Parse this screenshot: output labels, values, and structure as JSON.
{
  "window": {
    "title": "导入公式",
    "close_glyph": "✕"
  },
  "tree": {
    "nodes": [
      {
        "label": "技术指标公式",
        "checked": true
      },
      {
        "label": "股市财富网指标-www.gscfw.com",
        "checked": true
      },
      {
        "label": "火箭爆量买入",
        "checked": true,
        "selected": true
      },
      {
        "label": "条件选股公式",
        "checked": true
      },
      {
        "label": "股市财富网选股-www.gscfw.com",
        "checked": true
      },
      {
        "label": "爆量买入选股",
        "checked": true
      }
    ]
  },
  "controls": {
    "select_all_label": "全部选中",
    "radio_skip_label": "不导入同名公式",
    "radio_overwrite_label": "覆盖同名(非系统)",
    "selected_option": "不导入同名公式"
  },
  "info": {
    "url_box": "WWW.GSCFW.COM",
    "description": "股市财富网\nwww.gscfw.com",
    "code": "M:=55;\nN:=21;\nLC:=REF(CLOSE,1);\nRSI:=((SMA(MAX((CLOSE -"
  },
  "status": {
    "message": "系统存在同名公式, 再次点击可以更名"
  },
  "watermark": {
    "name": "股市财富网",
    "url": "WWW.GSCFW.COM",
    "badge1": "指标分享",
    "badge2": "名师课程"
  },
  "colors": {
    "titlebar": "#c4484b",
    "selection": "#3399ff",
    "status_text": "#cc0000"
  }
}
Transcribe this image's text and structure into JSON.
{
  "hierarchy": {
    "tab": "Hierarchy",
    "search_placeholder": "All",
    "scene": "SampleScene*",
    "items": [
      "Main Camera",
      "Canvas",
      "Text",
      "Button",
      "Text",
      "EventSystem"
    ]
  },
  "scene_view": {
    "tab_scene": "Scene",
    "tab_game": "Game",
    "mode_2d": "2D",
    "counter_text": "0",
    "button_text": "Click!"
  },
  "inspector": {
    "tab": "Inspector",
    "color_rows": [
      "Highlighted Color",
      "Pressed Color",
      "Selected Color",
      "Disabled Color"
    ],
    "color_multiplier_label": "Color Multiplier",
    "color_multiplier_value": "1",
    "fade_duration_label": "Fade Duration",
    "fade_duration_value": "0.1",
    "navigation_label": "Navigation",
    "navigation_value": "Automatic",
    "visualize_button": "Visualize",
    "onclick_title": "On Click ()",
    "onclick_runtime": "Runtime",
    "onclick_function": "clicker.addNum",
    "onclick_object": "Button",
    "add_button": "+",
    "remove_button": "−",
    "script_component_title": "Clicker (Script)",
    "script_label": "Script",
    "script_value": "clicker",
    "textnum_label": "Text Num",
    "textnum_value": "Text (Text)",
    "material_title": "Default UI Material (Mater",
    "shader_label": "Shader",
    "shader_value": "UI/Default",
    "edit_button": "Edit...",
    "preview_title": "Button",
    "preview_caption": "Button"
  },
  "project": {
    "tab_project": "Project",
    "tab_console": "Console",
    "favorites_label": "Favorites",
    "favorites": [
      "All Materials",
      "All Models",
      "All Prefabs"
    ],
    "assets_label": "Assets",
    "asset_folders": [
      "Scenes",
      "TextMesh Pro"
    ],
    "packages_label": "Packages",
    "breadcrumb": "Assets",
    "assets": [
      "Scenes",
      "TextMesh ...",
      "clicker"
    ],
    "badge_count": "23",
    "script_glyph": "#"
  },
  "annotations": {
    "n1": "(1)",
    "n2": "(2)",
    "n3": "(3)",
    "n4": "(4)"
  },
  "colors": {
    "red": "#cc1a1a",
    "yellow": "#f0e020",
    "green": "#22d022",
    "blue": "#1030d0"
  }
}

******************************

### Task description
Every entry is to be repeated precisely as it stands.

### Solution for this task
Parse this screenshot: output labels, values, and structure as JSON.
{
  "window": {
    "title": "导入公式",
    "close_glyph": "✕"
  },
  "tree": {
    "nodes": [
      {
        "label": "技术指标公式",
        "checked": true
      },
      {
        "label": "股市财富网指标-www.gscfw.com",
        "checked": true
      },
      {
        "label": "火箭爆量买入",
        "checked": true,
        "selected": true
      },
      {
        "label": "条件选股公式",
        "checked": true
      },
      {
        "label": "股市财富网选股-www.gscfw.com",
        "checked": true
      },
      {
        "label": "爆量买入选股",
        "checked": true
      }
    ]
  },
  "controls": {
    "select_all_label": "全部选中",
    "radio_skip_label": "不导入同名公式",
    "radio_overwrite_label": "覆盖同名(非系统)",
    "selected_option": "不导入同名公式"
  },
  "info": {
    "url_box": "WWW.GSCFW.COM",
    "description": "股市财富网\nwww.gscfw.com",
    "code": "M:=55;\nN:=21;\nLC:=REF(CLOSE,1);\nRSI:=((SMA(MAX((CLOSE -"
  },
  "status": {
    "message": "系统存在同名公式, 再次点击可以更名"
  },
  "watermark": {
    "name": "股市财富网",
    "url": "WWW.GSCFW.COM",
    "badge1": "指标分享",
    "badge2": "名师课程"
  },
  "colors": {
    "titlebar": "#c4484b",
    "selection": "#3399ff",
    "status_text": "#cc0000"
  }
}
Transcribe this image's text and structure into JSON.
{
  "hierarchy": {
    "tab": "Hierarchy",
    "search_placeholder": "All",
    "scene": "SampleScene*",
    "items": [
      "Main Camera",
      "Canvas",
      "Text",
      "Button",
      "Text",
      "EventSystem"
    ]
  },
  "scene_view": {
    "tab_scene": "Scene",
    "tab_game": "Game",
    "mode_2d": "2D",
    "counter_text": "0",
    "button_text": "Click!"
  },
  "inspector": {
    "tab": "Inspector",
    "color_rows": [
      "Highlighted Color",
      "Pressed Color",
      "Selected Color",
      "Disabled Color"
    ],
    "color_multiplier_label": "Color Multiplier",
    "color_multiplier_value": "1",
    "fade_duration_label": "Fade Duration",
    "fade_duration_value": "0.1",
    "navigation_label": "Navigation",
    "navigation_value": "Automatic",
    "visualize_button": "Visualize",
    "onclick_title": "On Click ()",
    "onclick_runtime": "Runtime",
    "onclick_function": "clicker.addNum",
    "onclick_object": "Button",
    "add_button": "+",
    "remove_button": "−",
    "script_component_title": "Clicker (Script)",
    "script_label": "Script",
    "script_value": "clicker",
    "textnum_label": "Text Num",
    "textnum_value": "Text (Text)",
    "material_title": "Default UI Material (Mater",
    "shader_label": "Shader",
    "shader_value": "UI/Default",
    "edit_button": "Edit...",
    "preview_title": "Button",
    "preview_caption": "Button"
  },
  "project": {
    "tab_project": "Project",
    "tab_console": "Console",
    "favorites_label": "Favorites",
    "favorites": [
      "All Materials",
      "All Models",
      "All Prefabs"
    ],
    "assets_label": "Assets",
    "asset_folders": [
      "Scenes",
      "TextMesh Pro"
    ],
    "packages_label": "Packages",
    "breadcrumb": "Assets",
    "assets": [
      "Scenes",
      "TextMesh ...",
      "clicker"
    ],
    "badge_count": "23",
    "script_glyph": "#"
  },
  "annotations": {
    "n1": "(1)",
    "n2": "(2)",
    "n3": "(3)",
    "n4": "(4)"
  },
  "colors": {
    "red": "#cc1a1a",
    "yellow": "#f0e020",
    "green": "#22d022",
    "blue": "#1030d0"
  }
}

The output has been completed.